It will be a Religious War, a sort of Christian Jihad, fueled by religious hatred and led by merciless fanatics on both sides. It will be guerilla warfare on a global scale, with no front lines and no identifiable enemy. Osama bin Laden may be a primitive "figurehead" -- or even dead, for all we know -- but whoever put those All-American jet planes loaded with All-American fuel into the Twin Towers and the Pentagon did it with chilling precision and accuracy. The second one was a dead-on bullseye. Straight into the middle of the skyscraper…
We are going to punish somebody for this attack, but just who or what will be blown to smithereens for it is hard to say. Maybe Afghanistan, maybe Pakistan or Iraq, or possibly all three at once. Who knows? Not even the Generals in what remains of the Pentagon or the New York papers calling for WAR seem to know who did it or where to look for them.
This is going to be a very expensive war, and Victory is not guaranteed -- for anyone, and certainly not for anyone as baffled as George W. Bush. All he knows is that his father started the war a long time ago, and that he, the goofy child-President, has been chosen by Fate and the global Oil industry to finish it Now. He will declare a National Security Emergency and clamp down Hard on Everybody, no matter where they live or why. If the guilty won't hold up their hands and confess, he and the Generals will ferret them out by force.
My only real quibble with Thompson, save for the shades of xenophobia and racism that are woven into other parts of his brief column, is the idea that the U.S. government ever had any interest in “finishing” the wars in the Middle East.

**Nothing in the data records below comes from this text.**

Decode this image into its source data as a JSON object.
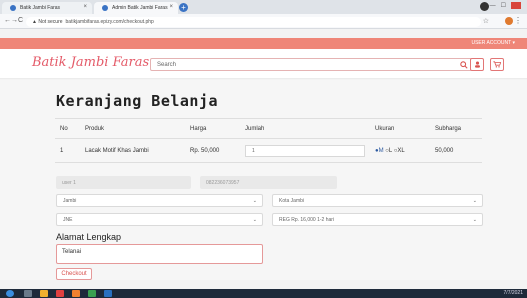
{
  "browser": {
    "tabs": [
      {
        "label": "Batik Jambi Faras",
        "close": "×"
      },
      {
        "label": "Admin Batik Jambi Faras",
        "close": "×"
      }
    ],
    "new_tab": "+",
    "nav_back": "←",
    "nav_forward": "→",
    "nav_reload": "C",
    "security": "▲ Not secure",
    "url": "batikjambifaras.epizy.com/checkout.php",
    "star": "☆",
    "menu": "⋮",
    "min": "—",
    "max": "☐"
  },
  "site": {
    "account_label": "USER ACCOUNT ▾",
    "logo": "Batik Jambi Faras",
    "search_placeholder": "Search",
    "search_icon": "search-icon",
    "user_icon": "user-icon",
    "cart_icon": "cart-icon",
    "colors": {
      "topbar": "#ef8678",
      "accent": "#d9534f"
    }
  },
  "cart": {
    "title": "Keranjang Belanja",
    "headers": [
      "No",
      "Produk",
      "Harga",
      "Jumlah",
      "Ukuran",
      "Subharga"
    ],
    "rows": [
      {
        "no": "1",
        "produk": "Lacak Motif Khas Jambi",
        "harga": "Rp. 50,000",
        "jumlah": "1",
        "ukuran": {
          "options": [
            "M",
            "L",
            "XL"
          ],
          "selected": "M"
        },
        "subharga": "50,000"
      }
    ]
  },
  "form": {
    "name": "user 1",
    "phone": "082236073957",
    "province": "Jambi",
    "city": "Kota Jambi",
    "courier": "JNE",
    "service": "REG Rp. 16,000 1-2 hari",
    "address_label": "Alamat Lengkap",
    "address_value": "Telanai",
    "checkout_label": "Checkout"
  },
  "taskbar": {
    "clock": "7/7/2021"
  }
}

There are students in college now who hadn’t been born yet when the towers were knocked down.
So I am not particularly concerned with whether or not 9/11 has been forgotten, as that’s a functional impossibility. I am concerned with whether or not 9/11 has taught us anything: that allowing war to be waged in your name doesn’t stop terrorists, it creates them; that war is one of the most profitable enterprises in the world, especially when it’s a crossover with oil; that almost every heinous evil in this country today—ICE and CBP, the surveillance state, the pieces of anti-Muslim legislation, the dismantling of what remained of the social welfare state—has its roots in what happened in the weeks that followed those hijackings.
But I am trying to be patient, understanding. I realize that our shared fixation with 9/11 stems, in part, from the nostalgia of feeling like the country was united in common feeling and purpose, however briefly. So much of the discourse surrounding that horrifying morning has been taken over and used so cynically by the worst people imaginable that I often have to remind myself that lots of really good people are working through their very legitimate grief, publicly and privately. That maybe I am, too.
Still, to accept that nostalgia as the sum of the truth is to whitewash all the ugly that happened to people never allowed to feel that sense of community. Balbir Singh Sodhi, for instance. Osama Yanis. Untold others. There are no easy answers to the question of how to feel about all this, regardless of where you fall on the flag-waving spectrum.
I don’t have some grand conclusion to all this. I don’t want to tell you all to just remember to be kind, because I think it’s important to be aggressively unkind to the people who are unmaking the future in pursuit of profit by weaponizing the hatred of masses who will never see a cent of it. But we can take care of each other, a bit, and stop to appreciate who and what we would fight for. For me it’s the world Mary Oliver so keenly observed and described: flawed, beautiful, messy, with an end that no one escapes.
Thanks for reading. I’ll catch you next week.